(Beginning of DATASET EXTRACT)
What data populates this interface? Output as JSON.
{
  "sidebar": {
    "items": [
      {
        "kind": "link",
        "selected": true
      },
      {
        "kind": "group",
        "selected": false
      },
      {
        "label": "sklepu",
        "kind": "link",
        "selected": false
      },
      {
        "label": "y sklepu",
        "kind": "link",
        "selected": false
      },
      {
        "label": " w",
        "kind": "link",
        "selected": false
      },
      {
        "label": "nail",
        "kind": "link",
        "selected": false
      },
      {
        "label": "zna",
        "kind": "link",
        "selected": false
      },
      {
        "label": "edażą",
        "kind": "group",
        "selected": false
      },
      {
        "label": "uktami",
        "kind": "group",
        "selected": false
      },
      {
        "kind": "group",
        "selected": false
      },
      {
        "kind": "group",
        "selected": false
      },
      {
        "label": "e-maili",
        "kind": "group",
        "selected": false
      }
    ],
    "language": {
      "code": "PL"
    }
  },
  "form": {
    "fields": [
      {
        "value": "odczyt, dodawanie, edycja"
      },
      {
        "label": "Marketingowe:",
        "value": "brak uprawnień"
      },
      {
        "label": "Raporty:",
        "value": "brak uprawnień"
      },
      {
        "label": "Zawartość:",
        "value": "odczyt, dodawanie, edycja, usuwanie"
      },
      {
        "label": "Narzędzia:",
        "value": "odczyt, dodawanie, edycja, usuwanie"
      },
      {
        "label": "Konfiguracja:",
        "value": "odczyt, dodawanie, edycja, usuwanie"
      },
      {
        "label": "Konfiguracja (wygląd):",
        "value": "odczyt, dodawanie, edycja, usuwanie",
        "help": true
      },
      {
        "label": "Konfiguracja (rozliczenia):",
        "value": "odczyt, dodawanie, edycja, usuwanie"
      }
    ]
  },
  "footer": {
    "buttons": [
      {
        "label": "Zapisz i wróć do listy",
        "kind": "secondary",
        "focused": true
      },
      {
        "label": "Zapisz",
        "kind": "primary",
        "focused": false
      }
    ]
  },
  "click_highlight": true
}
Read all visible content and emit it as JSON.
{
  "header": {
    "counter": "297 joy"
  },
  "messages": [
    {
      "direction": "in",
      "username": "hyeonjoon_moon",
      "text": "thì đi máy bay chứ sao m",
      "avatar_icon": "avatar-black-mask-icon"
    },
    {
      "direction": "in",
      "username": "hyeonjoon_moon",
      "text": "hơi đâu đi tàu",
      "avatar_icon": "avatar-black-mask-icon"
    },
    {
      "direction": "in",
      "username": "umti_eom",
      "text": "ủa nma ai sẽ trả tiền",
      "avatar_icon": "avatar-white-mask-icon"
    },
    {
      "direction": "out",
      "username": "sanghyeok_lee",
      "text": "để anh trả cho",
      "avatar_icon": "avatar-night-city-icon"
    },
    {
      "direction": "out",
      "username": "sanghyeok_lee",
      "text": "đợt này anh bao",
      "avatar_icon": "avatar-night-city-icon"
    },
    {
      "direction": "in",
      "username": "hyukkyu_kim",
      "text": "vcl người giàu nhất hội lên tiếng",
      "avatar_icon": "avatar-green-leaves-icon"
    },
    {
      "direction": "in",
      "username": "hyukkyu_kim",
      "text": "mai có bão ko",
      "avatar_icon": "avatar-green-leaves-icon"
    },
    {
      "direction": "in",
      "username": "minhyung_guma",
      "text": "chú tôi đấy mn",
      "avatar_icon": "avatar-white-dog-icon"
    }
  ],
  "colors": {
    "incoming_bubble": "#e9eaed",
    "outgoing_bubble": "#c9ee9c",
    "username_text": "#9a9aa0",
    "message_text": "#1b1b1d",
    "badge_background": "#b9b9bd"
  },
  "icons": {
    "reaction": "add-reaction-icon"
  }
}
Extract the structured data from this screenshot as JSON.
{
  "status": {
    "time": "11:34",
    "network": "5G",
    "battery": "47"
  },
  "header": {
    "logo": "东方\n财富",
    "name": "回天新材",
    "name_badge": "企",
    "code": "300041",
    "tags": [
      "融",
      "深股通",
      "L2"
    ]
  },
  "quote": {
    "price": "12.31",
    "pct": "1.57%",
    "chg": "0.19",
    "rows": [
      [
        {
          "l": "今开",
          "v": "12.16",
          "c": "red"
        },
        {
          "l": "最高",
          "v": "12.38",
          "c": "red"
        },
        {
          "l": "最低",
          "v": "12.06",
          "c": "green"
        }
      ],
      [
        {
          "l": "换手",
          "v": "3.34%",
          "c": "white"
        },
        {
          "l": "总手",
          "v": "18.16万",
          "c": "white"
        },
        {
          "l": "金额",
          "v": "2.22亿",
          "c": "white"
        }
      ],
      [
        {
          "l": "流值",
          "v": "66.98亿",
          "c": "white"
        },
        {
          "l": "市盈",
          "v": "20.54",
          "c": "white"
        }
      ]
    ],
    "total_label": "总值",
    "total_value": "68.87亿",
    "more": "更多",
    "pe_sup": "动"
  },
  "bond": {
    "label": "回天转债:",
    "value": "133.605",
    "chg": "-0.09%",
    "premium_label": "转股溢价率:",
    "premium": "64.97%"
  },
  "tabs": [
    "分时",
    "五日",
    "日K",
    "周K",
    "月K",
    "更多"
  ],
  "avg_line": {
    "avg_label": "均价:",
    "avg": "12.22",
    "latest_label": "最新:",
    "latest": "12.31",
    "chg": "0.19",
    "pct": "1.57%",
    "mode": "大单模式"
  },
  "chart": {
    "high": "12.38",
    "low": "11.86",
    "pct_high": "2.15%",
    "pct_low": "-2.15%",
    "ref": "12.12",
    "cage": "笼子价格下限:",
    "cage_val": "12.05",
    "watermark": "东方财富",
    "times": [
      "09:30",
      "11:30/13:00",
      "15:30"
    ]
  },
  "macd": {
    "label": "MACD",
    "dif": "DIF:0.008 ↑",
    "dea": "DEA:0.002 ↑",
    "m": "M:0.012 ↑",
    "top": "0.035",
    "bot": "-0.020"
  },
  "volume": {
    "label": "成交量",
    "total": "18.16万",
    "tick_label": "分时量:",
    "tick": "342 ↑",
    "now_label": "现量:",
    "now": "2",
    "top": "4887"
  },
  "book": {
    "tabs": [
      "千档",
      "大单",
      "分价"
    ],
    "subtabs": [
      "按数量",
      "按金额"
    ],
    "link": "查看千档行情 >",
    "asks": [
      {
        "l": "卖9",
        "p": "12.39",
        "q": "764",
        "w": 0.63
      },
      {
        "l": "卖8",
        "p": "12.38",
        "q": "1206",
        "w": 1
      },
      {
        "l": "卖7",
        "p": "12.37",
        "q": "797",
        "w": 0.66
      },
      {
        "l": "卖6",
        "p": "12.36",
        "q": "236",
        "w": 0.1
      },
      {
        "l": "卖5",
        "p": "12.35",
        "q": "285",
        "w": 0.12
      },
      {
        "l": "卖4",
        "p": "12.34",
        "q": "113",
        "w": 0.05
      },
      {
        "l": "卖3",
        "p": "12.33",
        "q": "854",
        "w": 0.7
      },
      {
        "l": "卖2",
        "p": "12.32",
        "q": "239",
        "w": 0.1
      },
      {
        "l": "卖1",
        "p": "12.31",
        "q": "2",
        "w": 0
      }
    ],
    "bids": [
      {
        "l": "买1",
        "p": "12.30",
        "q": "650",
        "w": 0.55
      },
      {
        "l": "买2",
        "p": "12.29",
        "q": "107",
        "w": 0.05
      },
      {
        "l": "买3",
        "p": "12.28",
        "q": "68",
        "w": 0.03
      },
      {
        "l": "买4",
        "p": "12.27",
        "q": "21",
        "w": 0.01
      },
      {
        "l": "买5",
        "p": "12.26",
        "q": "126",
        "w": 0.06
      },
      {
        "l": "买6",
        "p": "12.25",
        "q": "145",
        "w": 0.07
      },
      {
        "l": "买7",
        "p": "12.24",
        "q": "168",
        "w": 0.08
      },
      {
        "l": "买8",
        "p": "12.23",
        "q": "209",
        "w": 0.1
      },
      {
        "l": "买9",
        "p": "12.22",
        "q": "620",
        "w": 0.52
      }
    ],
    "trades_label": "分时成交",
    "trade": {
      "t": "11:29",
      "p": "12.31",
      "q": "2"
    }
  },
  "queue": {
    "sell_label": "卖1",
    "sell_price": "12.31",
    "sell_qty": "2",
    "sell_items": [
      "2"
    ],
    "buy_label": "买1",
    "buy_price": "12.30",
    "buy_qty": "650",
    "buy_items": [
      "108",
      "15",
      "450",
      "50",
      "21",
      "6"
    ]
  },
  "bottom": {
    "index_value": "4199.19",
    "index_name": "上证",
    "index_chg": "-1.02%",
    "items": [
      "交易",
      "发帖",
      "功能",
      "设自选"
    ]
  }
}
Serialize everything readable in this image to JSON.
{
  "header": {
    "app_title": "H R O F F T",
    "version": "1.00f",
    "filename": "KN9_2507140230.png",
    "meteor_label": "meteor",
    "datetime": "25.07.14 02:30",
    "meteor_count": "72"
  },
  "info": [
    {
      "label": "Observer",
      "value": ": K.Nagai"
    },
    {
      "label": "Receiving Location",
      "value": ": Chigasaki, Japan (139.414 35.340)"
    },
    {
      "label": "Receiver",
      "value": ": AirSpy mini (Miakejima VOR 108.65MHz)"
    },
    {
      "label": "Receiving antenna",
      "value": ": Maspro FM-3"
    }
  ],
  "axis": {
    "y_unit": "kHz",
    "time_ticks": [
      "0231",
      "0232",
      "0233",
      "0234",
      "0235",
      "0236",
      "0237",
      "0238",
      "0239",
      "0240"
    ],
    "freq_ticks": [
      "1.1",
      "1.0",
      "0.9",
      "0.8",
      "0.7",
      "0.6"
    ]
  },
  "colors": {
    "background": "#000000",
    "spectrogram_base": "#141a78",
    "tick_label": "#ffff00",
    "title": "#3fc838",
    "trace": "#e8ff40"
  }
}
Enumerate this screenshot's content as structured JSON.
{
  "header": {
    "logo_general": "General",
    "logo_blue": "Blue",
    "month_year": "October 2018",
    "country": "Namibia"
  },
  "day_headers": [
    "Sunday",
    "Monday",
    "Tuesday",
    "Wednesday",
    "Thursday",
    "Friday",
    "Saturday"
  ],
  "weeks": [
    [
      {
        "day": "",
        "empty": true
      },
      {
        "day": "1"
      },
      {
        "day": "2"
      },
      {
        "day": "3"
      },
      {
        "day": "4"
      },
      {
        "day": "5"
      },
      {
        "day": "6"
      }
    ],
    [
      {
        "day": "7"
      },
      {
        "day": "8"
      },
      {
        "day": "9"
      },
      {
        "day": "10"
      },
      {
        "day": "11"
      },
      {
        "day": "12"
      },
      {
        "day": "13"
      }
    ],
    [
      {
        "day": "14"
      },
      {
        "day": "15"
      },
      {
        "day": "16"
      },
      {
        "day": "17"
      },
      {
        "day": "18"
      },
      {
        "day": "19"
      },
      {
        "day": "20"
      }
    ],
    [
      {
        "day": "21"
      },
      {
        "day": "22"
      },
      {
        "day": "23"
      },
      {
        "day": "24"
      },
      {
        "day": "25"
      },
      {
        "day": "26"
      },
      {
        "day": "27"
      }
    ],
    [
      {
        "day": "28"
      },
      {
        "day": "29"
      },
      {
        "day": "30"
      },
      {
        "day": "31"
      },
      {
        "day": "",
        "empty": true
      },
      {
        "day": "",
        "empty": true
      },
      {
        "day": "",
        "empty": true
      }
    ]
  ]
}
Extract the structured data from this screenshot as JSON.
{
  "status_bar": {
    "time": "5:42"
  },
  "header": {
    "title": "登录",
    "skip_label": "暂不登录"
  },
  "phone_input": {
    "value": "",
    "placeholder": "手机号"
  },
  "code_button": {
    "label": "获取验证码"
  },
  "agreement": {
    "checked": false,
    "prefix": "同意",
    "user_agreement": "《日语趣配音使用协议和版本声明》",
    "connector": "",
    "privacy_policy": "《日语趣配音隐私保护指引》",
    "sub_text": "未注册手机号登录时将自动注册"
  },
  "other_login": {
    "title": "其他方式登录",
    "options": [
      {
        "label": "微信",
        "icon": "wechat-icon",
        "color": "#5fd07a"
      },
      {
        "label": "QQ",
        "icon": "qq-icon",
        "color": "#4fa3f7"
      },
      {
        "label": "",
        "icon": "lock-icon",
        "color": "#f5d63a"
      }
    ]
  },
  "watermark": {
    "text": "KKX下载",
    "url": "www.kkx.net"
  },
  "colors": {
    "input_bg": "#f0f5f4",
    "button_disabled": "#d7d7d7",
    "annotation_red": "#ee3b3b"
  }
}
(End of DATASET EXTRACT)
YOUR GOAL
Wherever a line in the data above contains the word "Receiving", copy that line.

TASK OUTPUT
      "label": "Receiving Location",
      "label": "Receiving antenna",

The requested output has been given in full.